= Instructions for the task =
Images stay out; everything else in the records is to be set down exactly.

■ ■ ■

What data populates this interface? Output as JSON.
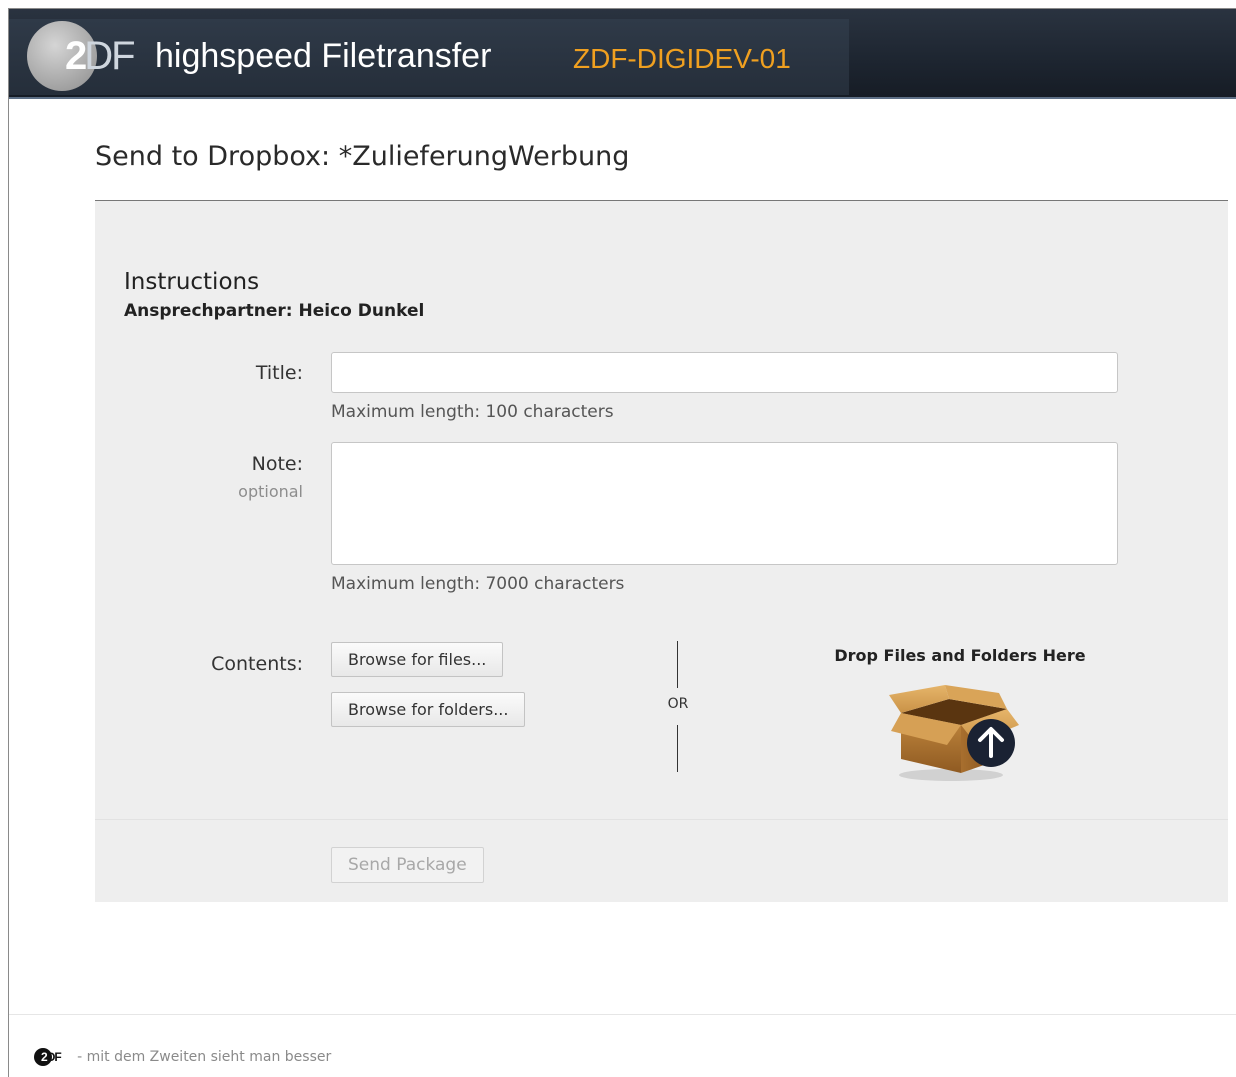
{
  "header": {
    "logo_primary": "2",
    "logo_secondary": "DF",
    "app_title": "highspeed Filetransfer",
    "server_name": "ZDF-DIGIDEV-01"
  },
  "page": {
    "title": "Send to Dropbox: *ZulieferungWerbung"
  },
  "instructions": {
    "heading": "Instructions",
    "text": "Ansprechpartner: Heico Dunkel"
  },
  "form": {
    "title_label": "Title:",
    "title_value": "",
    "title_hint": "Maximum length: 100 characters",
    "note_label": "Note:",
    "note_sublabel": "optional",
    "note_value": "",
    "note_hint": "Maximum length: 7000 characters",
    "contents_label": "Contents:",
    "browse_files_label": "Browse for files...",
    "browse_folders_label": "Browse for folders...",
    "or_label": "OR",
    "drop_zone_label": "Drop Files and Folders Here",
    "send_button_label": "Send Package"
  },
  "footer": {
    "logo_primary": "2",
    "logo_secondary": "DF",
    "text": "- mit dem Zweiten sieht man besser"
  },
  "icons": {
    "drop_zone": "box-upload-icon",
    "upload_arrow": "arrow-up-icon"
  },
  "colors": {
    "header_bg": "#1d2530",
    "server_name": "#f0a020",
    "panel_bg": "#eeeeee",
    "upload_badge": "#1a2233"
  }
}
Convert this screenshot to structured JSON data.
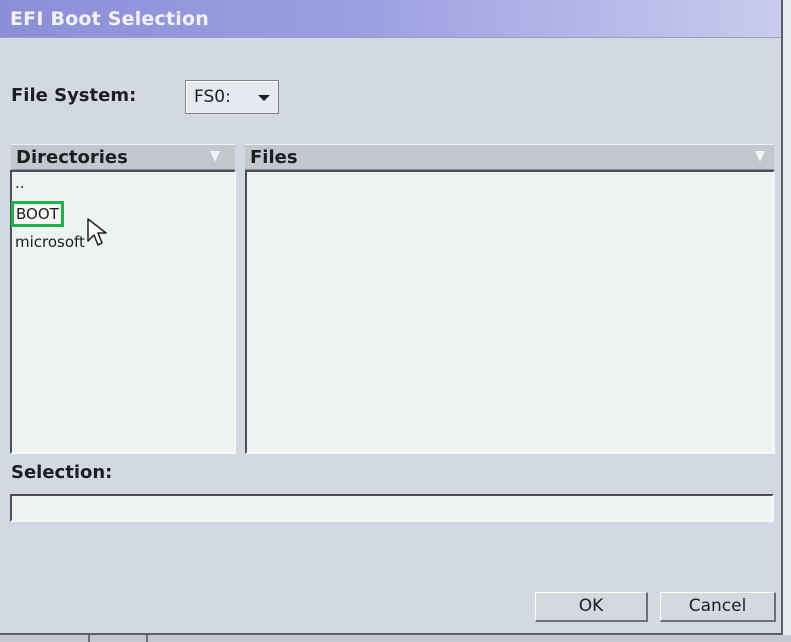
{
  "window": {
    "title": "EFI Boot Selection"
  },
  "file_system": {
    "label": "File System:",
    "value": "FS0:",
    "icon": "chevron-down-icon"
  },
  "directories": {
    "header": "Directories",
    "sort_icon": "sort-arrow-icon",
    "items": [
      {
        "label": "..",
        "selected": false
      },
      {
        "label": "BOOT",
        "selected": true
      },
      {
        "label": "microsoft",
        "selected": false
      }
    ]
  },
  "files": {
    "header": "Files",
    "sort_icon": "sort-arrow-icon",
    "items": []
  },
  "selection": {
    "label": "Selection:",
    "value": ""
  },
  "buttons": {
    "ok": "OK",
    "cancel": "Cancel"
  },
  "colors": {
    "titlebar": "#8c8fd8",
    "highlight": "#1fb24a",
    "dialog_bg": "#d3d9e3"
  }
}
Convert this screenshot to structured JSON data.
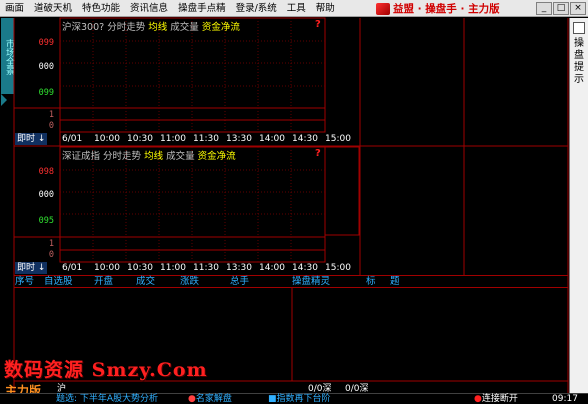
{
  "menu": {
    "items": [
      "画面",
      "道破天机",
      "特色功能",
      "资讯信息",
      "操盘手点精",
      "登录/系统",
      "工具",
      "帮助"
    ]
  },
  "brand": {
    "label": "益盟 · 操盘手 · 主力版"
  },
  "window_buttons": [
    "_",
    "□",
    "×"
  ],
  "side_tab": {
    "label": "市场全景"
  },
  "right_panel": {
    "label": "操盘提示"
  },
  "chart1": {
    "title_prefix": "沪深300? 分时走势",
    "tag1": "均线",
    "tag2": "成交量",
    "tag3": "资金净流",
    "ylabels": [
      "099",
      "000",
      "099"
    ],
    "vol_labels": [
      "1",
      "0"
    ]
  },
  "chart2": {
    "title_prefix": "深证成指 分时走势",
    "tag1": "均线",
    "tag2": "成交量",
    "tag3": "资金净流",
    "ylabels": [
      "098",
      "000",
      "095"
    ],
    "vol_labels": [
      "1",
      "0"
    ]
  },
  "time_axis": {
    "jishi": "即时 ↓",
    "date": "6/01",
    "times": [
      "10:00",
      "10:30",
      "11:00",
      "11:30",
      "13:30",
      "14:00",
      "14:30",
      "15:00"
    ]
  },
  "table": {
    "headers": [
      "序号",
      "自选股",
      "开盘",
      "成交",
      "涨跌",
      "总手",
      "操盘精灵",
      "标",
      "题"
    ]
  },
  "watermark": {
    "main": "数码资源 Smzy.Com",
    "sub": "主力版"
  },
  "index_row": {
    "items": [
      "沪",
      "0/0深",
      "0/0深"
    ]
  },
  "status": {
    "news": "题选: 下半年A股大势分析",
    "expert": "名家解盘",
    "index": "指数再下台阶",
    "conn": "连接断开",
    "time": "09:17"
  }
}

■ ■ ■

= Reply to the exercise =
What data populates this interface? Output as JSON.
{
  "header": {
    "logo_primary": "2",
    "logo_secondary": "DF",
    "app_title": "highspeed Filetransfer",
    "server_name": "ZDF-DIGIDEV-01"
  },
  "page": {
    "title": "Send to Dropbox: *ZulieferungWerbung"
  },
  "instructions": {
    "heading": "Instructions",
    "text": "Ansprechpartner: Heico Dunkel"
  },
  "form": {
    "title_label": "Title:",
    "title_value": "",
    "title_hint": "Maximum length: 100 characters",
    "note_label": "Note:",
    "note_sublabel": "optional",
    "note_value": "",
    "note_hint": "Maximum length: 7000 characters",
    "contents_label": "Contents:",
    "browse_files_label": "Browse for files...",
    "browse_folders_label": "Browse for folders...",
    "or_label": "OR",
    "drop_zone_label": "Drop Files and Folders Here",
    "send_button_label": "Send Package"
  },
  "footer": {
    "logo_primary": "2",
    "logo_secondary": "DF",
    "text": "- mit dem Zweiten sieht man besser"
  },
  "icons": {
    "drop_zone": "box-upload-icon",
    "upload_arrow": "arrow-up-icon"
  },
  "colors": {
    "header_bg": "#1d2530",
    "server_name": "#f0a020",
    "panel_bg": "#eeeeee",
    "upload_badge": "#1a2233"
  }
}
Convert this screenshot to structured JSON data.
{
  "window": {
    "title": "EFI Boot Selection"
  },
  "file_system": {
    "label": "File System:",
    "value": "FS0:",
    "icon": "chevron-down-icon"
  },
  "directories": {
    "header": "Directories",
    "sort_icon": "sort-arrow-icon",
    "items": [
      {
        "label": "..",
        "selected": false
      },
      {
        "label": "BOOT",
        "selected": true
      },
      {
        "label": "microsoft",
        "selected": false
      }
    ]
  },
  "files": {
    "header": "Files",
    "sort_icon": "sort-arrow-icon",
    "items": []
  },
  "selection": {
    "label": "Selection:",
    "value": ""
  },
  "buttons": {
    "ok": "OK",
    "cancel": "Cancel"
  },
  "colors": {
    "titlebar": "#8c8fd8",
    "highlight": "#1fb24a",
    "dialog_bg": "#d3d9e3"
  }
}
Convert this screenshot to structured JSON data.
{
  "menu": {
    "items": [
      "画面",
      "道破天机",
      "特色功能",
      "资讯信息",
      "操盘手点精",
      "登录/系统",
      "工具",
      "帮助"
    ]
  },
  "brand": {
    "label": "益盟 · 操盘手 · 主力版"
  },
  "window_buttons": [
    "_",
    "□",
    "×"
  ],
  "side_tab": {
    "label": "市场全景"
  },
  "right_panel": {
    "label": "操盘提示"
  },
  "chart1": {
    "title_prefix": "沪深300? 分时走势",
    "tag1": "均线",
    "tag2": "成交量",
    "tag3": "资金净流",
    "ylabels": [
      "099",
      "000",
      "099"
    ],
    "vol_labels": [
      "1",
      "0"
    ]
  },
  "chart2": {
    "title_prefix": "深证成指 分时走势",
    "tag1": "均线",
    "tag2": "成交量",
    "tag3": "资金净流",
    "ylabels": [
      "098",
      "000",
      "095"
    ],
    "vol_labels": [
      "1",
      "0"
    ]
  },
  "time_axis": {
    "jishi": "即时 ↓",
    "date": "6/01",
    "times": [
      "10:00",
      "10:30",
      "11:00",
      "11:30",
      "13:30",
      "14:00",
      "14:30",
      "15:00"
    ]
  },
  "table": {
    "headers": [
      "序号",
      "自选股",
      "开盘",
      "成交",
      "涨跌",
      "总手",
      "操盘精灵",
      "标",
      "题"
    ]
  },
  "watermark": {
    "main": "数码资源 Smzy.Com",
    "sub": "主力版"
  },
  "index_row": {
    "items": [
      "沪",
      "0/0深",
      "0/0深"
    ]
  },
  "status": {
    "news": "题选: 下半年A股大势分析",
    "expert": "名家解盘",
    "index": "指数再下台阶",
    "conn": "连接断开",
    "time": "09:17"
  }
}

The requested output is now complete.